Alimony is money paid to one ex-spouse by the other due to a financial disparity between the two parties at the time of divorce. Alimony is usually decided at the time of the divorce, but prenuptial agreements may also include provisions for alimony payments. Alimony can be in the form of monthly payments or a lump sum. While most alimony cases only last for a few months or years, recipients of permanent alimony can receive payments for the rest of their lives in certain cases.
Who Must Pay Alimony?
Alimony may be ordered to be paid by either the former husband or wife in the divorce decree. Judges in Florida divorce proceedings use a two-part test to determine if alimony is a possibility. The first part of this test assesses the potential recipient’s need for alimony. If it is determined that alimony is necessary, the judge will then assess the potential payer’s ability to afford alimony payments. If both parts of the eligibility test are passed, the judge then decides how much the receiving spouse will collect.
How Much are Alimony Payments?
There is no hard rule to determine the amount of alimony payments in Florida, but the state does believe spouses have a legal obligation to financially support each other, even if the marriage ends in divorce. Alimony is intended to allow the receiving spouse to maintain the same standard of living they had during the marriage after its dissolution. For example, if one spouse stayed home to raise children, then their alimony payments should allow them to maintain that same lifestyle.
The amount required to maintain that lifestyle will vary from case to case. An experienced alimony attorney will know exactly what expenses should be presented to the court when making decisions about alimony. On the other hand, an attorney should also know what expenses should not be counted when determining alimony payment amounts.
Am I Eligible for Alimony Payments?

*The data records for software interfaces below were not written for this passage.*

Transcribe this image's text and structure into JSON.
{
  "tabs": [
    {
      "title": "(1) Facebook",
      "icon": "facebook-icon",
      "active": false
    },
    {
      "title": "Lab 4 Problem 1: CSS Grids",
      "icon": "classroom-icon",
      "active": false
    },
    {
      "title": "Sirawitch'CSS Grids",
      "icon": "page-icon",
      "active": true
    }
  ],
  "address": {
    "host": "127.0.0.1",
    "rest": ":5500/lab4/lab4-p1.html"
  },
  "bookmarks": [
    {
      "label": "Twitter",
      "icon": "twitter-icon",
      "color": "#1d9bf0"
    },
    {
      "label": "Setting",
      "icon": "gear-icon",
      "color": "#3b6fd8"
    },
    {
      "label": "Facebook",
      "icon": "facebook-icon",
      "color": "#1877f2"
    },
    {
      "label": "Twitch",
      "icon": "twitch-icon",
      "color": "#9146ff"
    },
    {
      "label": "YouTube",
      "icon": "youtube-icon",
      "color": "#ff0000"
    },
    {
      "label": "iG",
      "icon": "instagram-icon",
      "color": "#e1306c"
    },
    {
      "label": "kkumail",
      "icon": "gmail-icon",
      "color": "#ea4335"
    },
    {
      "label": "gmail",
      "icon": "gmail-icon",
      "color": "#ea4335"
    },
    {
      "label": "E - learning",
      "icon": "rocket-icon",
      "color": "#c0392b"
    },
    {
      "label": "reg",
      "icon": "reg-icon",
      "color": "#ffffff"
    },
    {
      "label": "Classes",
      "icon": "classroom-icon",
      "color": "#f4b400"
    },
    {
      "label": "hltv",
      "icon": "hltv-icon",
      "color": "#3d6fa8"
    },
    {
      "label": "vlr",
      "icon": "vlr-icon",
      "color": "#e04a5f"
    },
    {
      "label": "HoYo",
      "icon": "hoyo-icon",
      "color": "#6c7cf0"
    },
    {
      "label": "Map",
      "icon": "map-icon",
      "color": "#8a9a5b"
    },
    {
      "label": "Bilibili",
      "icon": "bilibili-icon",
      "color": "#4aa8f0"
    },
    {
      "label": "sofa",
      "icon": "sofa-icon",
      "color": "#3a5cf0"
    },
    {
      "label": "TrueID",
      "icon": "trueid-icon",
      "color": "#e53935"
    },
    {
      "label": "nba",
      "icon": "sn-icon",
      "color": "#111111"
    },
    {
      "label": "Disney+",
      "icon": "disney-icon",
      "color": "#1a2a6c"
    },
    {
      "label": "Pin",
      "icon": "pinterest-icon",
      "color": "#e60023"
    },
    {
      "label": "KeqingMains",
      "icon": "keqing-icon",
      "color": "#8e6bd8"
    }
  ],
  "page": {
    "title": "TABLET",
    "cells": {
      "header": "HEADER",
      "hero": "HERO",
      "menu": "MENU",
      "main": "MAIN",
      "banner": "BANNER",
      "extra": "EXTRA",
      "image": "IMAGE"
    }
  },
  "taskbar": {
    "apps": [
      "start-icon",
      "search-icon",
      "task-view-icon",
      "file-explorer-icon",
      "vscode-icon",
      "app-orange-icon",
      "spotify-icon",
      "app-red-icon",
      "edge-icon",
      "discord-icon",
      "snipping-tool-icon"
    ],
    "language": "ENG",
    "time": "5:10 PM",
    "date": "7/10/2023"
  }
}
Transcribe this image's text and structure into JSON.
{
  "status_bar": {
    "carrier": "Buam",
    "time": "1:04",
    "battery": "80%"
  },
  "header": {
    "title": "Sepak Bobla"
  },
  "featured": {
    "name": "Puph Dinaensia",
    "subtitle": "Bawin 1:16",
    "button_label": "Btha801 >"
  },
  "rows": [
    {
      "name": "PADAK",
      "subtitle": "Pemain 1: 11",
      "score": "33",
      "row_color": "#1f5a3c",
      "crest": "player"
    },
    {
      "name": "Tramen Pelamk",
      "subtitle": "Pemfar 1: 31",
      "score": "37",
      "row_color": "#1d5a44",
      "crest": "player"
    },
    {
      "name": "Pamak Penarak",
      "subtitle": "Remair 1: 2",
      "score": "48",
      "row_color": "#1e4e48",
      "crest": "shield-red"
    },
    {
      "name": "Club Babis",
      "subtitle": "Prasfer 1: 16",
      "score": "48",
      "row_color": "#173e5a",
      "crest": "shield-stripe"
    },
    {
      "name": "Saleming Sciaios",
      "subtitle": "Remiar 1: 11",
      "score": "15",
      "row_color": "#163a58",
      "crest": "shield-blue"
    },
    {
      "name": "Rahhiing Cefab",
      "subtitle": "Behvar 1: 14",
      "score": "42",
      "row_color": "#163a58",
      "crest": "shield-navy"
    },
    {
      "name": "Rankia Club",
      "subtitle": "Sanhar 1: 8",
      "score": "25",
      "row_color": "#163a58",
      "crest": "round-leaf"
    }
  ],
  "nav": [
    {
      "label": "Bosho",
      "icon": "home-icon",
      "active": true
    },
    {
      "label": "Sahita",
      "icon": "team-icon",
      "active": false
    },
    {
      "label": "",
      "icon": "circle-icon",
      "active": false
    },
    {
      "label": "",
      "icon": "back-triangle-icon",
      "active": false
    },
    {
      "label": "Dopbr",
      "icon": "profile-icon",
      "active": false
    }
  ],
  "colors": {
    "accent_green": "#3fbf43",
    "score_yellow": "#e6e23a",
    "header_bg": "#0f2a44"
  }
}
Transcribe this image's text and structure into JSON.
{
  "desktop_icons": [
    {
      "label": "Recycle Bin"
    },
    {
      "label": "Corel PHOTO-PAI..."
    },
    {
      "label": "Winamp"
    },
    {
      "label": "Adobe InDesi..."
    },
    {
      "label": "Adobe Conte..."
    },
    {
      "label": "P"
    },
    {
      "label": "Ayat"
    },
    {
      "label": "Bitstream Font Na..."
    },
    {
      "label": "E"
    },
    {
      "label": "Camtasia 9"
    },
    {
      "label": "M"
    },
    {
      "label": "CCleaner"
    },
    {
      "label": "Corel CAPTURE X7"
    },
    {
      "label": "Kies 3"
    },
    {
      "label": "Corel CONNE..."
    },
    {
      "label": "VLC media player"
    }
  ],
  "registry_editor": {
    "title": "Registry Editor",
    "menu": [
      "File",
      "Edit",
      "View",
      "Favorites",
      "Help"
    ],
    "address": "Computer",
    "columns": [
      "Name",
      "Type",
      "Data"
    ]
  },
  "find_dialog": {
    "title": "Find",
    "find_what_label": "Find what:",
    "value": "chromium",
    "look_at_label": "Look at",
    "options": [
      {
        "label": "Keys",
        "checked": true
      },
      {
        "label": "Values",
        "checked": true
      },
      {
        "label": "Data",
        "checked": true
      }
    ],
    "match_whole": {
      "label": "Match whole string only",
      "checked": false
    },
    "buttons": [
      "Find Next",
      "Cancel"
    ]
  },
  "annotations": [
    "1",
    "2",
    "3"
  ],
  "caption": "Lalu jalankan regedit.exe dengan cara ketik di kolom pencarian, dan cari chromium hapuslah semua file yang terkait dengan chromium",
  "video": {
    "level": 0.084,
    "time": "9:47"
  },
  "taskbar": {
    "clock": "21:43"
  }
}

Don’t leave money on the table during your divorce… trust Caveda Law Firm to handle your alimony request quickly and competently. We will make sure all of the relevant information is presented in court so that you get the maximum amount you are entitled to under Florida state law. Call (813) 463-0800 or contact us online to schedule a free consultation about your divorce case with our team of experienced Tampa Bay divorce attorneys today.